#### [WHAT TO WORK ON]
Go through the records and extract every line with the word "price".
___ AVAILABLE DATA ___
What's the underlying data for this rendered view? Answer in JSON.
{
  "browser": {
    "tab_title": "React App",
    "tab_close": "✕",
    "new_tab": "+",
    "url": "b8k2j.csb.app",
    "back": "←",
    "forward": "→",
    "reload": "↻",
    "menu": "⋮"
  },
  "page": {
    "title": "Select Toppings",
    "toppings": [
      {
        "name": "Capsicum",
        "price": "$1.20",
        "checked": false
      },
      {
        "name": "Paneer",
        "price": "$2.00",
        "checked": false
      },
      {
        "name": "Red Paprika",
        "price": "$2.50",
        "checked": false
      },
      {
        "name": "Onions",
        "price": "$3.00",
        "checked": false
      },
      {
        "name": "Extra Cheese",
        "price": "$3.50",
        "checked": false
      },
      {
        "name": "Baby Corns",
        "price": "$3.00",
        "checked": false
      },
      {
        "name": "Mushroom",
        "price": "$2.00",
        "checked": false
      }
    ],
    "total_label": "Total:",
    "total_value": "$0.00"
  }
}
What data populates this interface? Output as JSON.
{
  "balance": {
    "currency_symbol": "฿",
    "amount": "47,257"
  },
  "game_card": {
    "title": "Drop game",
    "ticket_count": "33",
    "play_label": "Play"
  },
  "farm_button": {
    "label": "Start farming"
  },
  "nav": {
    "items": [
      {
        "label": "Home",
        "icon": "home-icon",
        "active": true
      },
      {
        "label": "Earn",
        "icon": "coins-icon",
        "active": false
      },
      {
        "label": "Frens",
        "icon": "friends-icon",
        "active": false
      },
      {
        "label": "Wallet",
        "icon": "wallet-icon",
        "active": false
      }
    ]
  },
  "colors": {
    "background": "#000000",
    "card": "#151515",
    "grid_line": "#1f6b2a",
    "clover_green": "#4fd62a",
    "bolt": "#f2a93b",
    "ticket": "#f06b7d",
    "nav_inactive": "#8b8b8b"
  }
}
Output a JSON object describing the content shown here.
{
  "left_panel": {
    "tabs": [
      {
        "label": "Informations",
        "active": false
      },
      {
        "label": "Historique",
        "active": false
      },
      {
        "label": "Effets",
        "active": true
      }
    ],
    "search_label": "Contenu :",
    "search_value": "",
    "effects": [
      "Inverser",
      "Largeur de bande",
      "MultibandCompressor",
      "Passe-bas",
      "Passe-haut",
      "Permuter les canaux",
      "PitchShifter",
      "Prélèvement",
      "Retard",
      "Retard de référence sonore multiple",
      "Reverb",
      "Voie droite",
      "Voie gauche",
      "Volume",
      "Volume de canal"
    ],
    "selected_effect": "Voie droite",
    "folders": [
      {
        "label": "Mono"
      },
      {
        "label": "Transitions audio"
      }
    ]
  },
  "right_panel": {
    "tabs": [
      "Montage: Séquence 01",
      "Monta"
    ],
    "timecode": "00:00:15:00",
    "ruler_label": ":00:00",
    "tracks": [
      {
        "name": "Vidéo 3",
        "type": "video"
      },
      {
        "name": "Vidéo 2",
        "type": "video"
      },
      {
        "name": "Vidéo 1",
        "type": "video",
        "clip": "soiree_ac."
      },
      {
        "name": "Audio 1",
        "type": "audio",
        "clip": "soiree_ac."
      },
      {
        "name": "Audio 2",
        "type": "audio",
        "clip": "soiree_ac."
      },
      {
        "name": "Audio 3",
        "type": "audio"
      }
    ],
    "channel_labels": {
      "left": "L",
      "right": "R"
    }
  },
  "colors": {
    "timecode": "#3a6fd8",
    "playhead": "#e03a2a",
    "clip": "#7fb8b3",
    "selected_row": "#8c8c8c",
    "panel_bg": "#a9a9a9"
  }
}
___
#### [SOLUTION FOR THIS TASK]
        "price": "$1.20",
        "price": "$2.00",
        "price": "$2.50",
        "price": "$3.00",
        "price": "$3.50",
        "price": "$3.00",
        "price": "$2.00",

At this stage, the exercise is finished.